━━ SUPPLIED RECORDS

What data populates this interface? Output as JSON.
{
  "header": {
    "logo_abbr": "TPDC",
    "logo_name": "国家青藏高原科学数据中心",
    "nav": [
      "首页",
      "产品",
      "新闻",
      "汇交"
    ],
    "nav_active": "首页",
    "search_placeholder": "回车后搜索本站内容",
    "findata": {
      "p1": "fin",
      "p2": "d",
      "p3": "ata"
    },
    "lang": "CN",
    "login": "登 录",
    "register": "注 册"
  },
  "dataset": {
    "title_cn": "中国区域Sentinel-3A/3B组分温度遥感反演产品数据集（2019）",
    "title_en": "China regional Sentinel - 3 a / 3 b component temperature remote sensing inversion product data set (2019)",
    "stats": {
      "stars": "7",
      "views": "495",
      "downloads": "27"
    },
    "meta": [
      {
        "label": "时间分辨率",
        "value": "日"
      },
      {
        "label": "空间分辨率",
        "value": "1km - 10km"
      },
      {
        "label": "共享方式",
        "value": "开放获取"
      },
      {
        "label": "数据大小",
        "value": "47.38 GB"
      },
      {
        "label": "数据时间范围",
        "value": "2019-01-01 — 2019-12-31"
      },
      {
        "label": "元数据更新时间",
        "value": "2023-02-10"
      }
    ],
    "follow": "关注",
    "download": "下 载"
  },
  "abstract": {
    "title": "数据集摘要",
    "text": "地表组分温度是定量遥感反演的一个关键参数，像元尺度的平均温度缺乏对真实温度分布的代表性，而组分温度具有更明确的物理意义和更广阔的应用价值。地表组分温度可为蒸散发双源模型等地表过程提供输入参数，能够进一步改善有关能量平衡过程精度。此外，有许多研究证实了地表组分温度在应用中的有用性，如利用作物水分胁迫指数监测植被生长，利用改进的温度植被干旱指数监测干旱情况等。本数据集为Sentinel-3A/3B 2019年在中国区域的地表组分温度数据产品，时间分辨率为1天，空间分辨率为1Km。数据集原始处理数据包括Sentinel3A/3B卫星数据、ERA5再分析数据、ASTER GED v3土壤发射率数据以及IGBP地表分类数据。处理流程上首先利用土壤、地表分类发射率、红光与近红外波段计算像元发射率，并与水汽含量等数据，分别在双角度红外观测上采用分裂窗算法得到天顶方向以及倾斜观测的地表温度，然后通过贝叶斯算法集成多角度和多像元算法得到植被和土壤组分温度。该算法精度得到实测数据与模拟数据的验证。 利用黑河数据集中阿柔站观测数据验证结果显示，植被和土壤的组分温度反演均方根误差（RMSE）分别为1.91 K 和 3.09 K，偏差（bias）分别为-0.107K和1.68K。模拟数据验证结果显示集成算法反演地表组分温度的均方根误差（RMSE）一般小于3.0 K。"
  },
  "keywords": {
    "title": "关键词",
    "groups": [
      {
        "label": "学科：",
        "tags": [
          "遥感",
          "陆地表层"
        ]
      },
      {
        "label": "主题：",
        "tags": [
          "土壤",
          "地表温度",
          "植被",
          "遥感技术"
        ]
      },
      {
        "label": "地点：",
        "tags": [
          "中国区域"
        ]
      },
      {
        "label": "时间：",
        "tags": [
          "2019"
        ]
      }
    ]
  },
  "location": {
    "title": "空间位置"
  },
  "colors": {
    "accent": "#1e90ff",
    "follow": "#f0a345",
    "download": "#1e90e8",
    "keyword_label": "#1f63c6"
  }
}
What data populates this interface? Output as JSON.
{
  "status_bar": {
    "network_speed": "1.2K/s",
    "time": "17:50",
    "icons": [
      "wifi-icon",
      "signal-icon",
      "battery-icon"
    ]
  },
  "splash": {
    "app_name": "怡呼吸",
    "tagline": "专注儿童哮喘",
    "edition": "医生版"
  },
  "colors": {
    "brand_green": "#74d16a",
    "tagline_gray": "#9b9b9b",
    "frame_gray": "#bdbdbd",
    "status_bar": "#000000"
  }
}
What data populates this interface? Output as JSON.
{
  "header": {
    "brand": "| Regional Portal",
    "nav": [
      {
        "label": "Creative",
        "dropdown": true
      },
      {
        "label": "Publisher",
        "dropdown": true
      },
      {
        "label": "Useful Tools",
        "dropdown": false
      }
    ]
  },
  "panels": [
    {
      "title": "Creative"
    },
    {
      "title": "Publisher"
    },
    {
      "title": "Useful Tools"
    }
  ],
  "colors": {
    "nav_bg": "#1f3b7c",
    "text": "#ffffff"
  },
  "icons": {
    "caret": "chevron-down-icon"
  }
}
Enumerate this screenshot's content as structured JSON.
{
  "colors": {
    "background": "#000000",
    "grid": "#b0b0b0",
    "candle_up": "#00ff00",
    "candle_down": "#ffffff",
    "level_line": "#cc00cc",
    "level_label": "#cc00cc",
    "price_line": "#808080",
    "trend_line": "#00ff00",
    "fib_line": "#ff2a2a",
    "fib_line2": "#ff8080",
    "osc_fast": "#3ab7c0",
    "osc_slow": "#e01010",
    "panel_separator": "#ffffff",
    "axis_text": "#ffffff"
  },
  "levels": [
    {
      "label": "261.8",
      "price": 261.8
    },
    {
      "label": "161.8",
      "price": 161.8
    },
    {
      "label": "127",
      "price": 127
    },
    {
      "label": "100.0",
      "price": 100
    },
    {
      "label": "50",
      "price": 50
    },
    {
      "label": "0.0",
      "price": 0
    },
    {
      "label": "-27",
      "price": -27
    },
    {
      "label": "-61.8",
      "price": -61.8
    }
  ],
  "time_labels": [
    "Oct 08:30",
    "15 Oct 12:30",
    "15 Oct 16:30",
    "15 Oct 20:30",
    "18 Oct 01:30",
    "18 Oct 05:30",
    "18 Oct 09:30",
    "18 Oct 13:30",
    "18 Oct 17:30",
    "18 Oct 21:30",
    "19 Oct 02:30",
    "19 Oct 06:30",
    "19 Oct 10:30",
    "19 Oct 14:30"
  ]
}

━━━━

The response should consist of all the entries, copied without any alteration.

What data populates this interface? Output as JSON.
{
  "header": {
    "logo_abbr": "TPDC",
    "logo_name": "国家青藏高原科学数据中心",
    "nav": [
      "首页",
      "产品",
      "新闻",
      "汇交"
    ],
    "nav_active": "首页",
    "search_placeholder": "回车后搜索本站内容",
    "findata": {
      "p1": "fin",
      "p2": "d",
      "p3": "ata"
    },
    "lang": "CN",
    "login": "登 录",
    "register": "注 册"
  },
  "dataset": {
    "title_cn": "中国区域Sentinel-3A/3B组分温度遥感反演产品数据集（2019）",
    "title_en": "China regional Sentinel - 3 a / 3 b component temperature remote sensing inversion product data set (2019)",
    "stats": {
      "stars": "7",
      "views": "495",
      "downloads": "27"
    },
    "meta": [
      {
        "label": "时间分辨率",
        "value": "日"
      },
      {
        "label": "空间分辨率",
        "value": "1km - 10km"
      },
      {
        "label": "共享方式",
        "value": "开放获取"
      },
      {
        "label": "数据大小",
        "value": "47.38 GB"
      },
      {
        "label": "数据时间范围",
        "value": "2019-01-01 — 2019-12-31"
      },
      {
        "label": "元数据更新时间",
        "value": "2023-02-10"
      }
    ],
    "follow": "关注",
    "download": "下 载"
  },
  "abstract": {
    "title": "数据集摘要",
    "text": "地表组分温度是定量遥感反演的一个关键参数，像元尺度的平均温度缺乏对真实温度分布的代表性，而组分温度具有更明确的物理意义和更广阔的应用价值。地表组分温度可为蒸散发双源模型等地表过程提供输入参数，能够进一步改善有关能量平衡过程精度。此外，有许多研究证实了地表组分温度在应用中的有用性，如利用作物水分胁迫指数监测植被生长，利用改进的温度植被干旱指数监测干旱情况等。本数据集为Sentinel-3A/3B 2019年在中国区域的地表组分温度数据产品，时间分辨率为1天，空间分辨率为1Km。数据集原始处理数据包括Sentinel3A/3B卫星数据、ERA5再分析数据、ASTER GED v3土壤发射率数据以及IGBP地表分类数据。处理流程上首先利用土壤、地表分类发射率、红光与近红外波段计算像元发射率，并与水汽含量等数据，分别在双角度红外观测上采用分裂窗算法得到天顶方向以及倾斜观测的地表温度，然后通过贝叶斯算法集成多角度和多像元算法得到植被和土壤组分温度。该算法精度得到实测数据与模拟数据的验证。 利用黑河数据集中阿柔站观测数据验证结果显示，植被和土壤的组分温度反演均方根误差（RMSE）分别为1.91 K 和 3.09 K，偏差（bias）分别为-0.107K和1.68K。模拟数据验证结果显示集成算法反演地表组分温度的均方根误差（RMSE）一般小于3.0 K。"
  },
  "keywords": {
    "title": "关键词",
    "groups": [
      {
        "label": "学科：",
        "tags": [
          "遥感",
          "陆地表层"
        ]
      },
      {
        "label": "主题：",
        "tags": [
          "土壤",
          "地表温度",
          "植被",
          "遥感技术"
        ]
      },
      {
        "label": "地点：",
        "tags": [
          "中国区域"
        ]
      },
      {
        "label": "时间：",
        "tags": [
          "2019"
        ]
      }
    ]
  },
  "location": {
    "title": "空间位置"
  },
  "colors": {
    "accent": "#1e90ff",
    "follow": "#f0a345",
    "download": "#1e90e8",
    "keyword_label": "#1f63c6"
  }
}
What data populates this interface? Output as JSON.
{
  "status_bar": {
    "network_speed": "1.2K/s",
    "time": "17:50",
    "icons": [
      "wifi-icon",
      "signal-icon",
      "battery-icon"
    ]
  },
  "splash": {
    "app_name": "怡呼吸",
    "tagline": "专注儿童哮喘",
    "edition": "医生版"
  },
  "colors": {
    "brand_green": "#74d16a",
    "tagline_gray": "#9b9b9b",
    "frame_gray": "#bdbdbd",
    "status_bar": "#000000"
  }
}
What data populates this interface? Output as JSON.
{
  "header": {
    "brand": "| Regional Portal",
    "nav": [
      {
        "label": "Creative",
        "dropdown": true
      },
      {
        "label": "Publisher",
        "dropdown": true
      },
      {
        "label": "Useful Tools",
        "dropdown": false
      }
    ]
  },
  "panels": [
    {
      "title": "Creative"
    },
    {
      "title": "Publisher"
    },
    {
      "title": "Useful Tools"
    }
  ],
  "colors": {
    "nav_bg": "#1f3b7c",
    "text": "#ffffff"
  },
  "icons": {
    "caret": "chevron-down-icon"
  }
}
Enumerate this screenshot's content as structured JSON.
{
  "colors": {
    "background": "#000000",
    "grid": "#b0b0b0",
    "candle_up": "#00ff00",
    "candle_down": "#ffffff",
    "level_line": "#cc00cc",
    "level_label": "#cc00cc",
    "price_line": "#808080",
    "trend_line": "#00ff00",
    "fib_line": "#ff2a2a",
    "fib_line2": "#ff8080",
    "osc_fast": "#3ab7c0",
    "osc_slow": "#e01010",
    "panel_separator": "#ffffff",
    "axis_text": "#ffffff"
  },
  "levels": [
    {
      "label": "261.8",
      "price": 261.8
    },
    {
      "label": "161.8",
      "price": 161.8
    },
    {
      "label": "127",
      "price": 127
    },
    {
      "label": "100.0",
      "price": 100
    },
    {
      "label": "50",
      "price": 50
    },
    {
      "label": "0.0",
      "price": 0
    },
    {
      "label": "-27",
      "price": -27
    },
    {
      "label": "-61.8",
      "price": -61.8
    }
  ],
  "time_labels": [
    "Oct 08:30",
    "15 Oct 12:30",
    "15 Oct 16:30",
    "15 Oct 20:30",
    "18 Oct 01:30",
    "18 Oct 05:30",
    "18 Oct 09:30",
    "18 Oct 13:30",
    "18 Oct 17:30",
    "18 Oct 21:30",
    "19 Oct 02:30",
    "19 Oct 06:30",
    "19 Oct 10:30",
    "19 Oct 14:30"
  ]
}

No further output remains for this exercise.